-- Source material follows --

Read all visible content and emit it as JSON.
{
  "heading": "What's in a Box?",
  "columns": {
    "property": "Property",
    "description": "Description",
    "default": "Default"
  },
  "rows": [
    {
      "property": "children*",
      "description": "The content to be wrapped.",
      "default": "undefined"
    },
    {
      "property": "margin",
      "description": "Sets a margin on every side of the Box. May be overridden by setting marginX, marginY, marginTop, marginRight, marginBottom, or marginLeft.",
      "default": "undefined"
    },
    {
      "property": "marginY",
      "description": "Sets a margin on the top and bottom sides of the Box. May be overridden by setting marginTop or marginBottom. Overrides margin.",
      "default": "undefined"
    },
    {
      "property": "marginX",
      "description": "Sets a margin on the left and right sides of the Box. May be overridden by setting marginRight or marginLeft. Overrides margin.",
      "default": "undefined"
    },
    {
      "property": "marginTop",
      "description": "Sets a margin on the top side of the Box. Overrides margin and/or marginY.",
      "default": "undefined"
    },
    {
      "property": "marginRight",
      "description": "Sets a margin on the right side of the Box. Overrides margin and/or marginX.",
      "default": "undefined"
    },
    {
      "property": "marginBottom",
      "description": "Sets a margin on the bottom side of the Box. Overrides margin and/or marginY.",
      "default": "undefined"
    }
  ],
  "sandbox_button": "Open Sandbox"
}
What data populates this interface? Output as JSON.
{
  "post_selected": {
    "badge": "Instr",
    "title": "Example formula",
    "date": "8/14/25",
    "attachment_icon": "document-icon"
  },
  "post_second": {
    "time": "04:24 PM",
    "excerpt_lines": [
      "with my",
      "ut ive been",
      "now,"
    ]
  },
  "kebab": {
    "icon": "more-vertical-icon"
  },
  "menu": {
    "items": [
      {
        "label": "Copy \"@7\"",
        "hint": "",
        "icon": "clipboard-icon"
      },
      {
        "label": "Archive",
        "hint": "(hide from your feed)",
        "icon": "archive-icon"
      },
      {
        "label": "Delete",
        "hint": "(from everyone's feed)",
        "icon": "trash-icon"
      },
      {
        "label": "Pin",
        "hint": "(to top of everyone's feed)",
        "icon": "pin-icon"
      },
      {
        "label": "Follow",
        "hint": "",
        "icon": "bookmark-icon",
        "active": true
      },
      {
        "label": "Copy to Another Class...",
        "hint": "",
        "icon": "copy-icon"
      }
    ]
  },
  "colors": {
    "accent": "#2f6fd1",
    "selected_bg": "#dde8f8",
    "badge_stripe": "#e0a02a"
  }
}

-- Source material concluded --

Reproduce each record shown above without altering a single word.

Read all visible content and emit it as JSON.
{
  "heading": "What's in a Box?",
  "columns": {
    "property": "Property",
    "description": "Description",
    "default": "Default"
  },
  "rows": [
    {
      "property": "children*",
      "description": "The content to be wrapped.",
      "default": "undefined"
    },
    {
      "property": "margin",
      "description": "Sets a margin on every side of the Box. May be overridden by setting marginX, marginY, marginTop, marginRight, marginBottom, or marginLeft.",
      "default": "undefined"
    },
    {
      "property": "marginY",
      "description": "Sets a margin on the top and bottom sides of the Box. May be overridden by setting marginTop or marginBottom. Overrides margin.",
      "default": "undefined"
    },
    {
      "property": "marginX",
      "description": "Sets a margin on the left and right sides of the Box. May be overridden by setting marginRight or marginLeft. Overrides margin.",
      "default": "undefined"
    },
    {
      "property": "marginTop",
      "description": "Sets a margin on the top side of the Box. Overrides margin and/or marginY.",
      "default": "undefined"
    },
    {
      "property": "marginRight",
      "description": "Sets a margin on the right side of the Box. Overrides margin and/or marginX.",
      "default": "undefined"
    },
    {
      "property": "marginBottom",
      "description": "Sets a margin on the bottom side of the Box. Overrides margin and/or marginY.",
      "default": "undefined"
    }
  ],
  "sandbox_button": "Open Sandbox"
}
What data populates this interface? Output as JSON.
{
  "post_selected": {
    "badge": "Instr",
    "title": "Example formula",
    "date": "8/14/25",
    "attachment_icon": "document-icon"
  },
  "post_second": {
    "time": "04:24 PM",
    "excerpt_lines": [
      "with my",
      "ut ive been",
      "now,"
    ]
  },
  "kebab": {
    "icon": "more-vertical-icon"
  },
  "menu": {
    "items": [
      {
        "label": "Copy \"@7\"",
        "hint": "",
        "icon": "clipboard-icon"
      },
      {
        "label": "Archive",
        "hint": "(hide from your feed)",
        "icon": "archive-icon"
      },
      {
        "label": "Delete",
        "hint": "(from everyone's feed)",
        "icon": "trash-icon"
      },
      {
        "label": "Pin",
        "hint": "(to top of everyone's feed)",
        "icon": "pin-icon"
      },
      {
        "label": "Follow",
        "hint": "",
        "icon": "bookmark-icon",
        "active": true
      },
      {
        "label": "Copy to Another Class...",
        "hint": "",
        "icon": "copy-icon"
      }
    ]
  },
  "colors": {
    "accent": "#2f6fd1",
    "selected_bg": "#dde8f8",
    "badge_stripe": "#e0a02a"
  }
}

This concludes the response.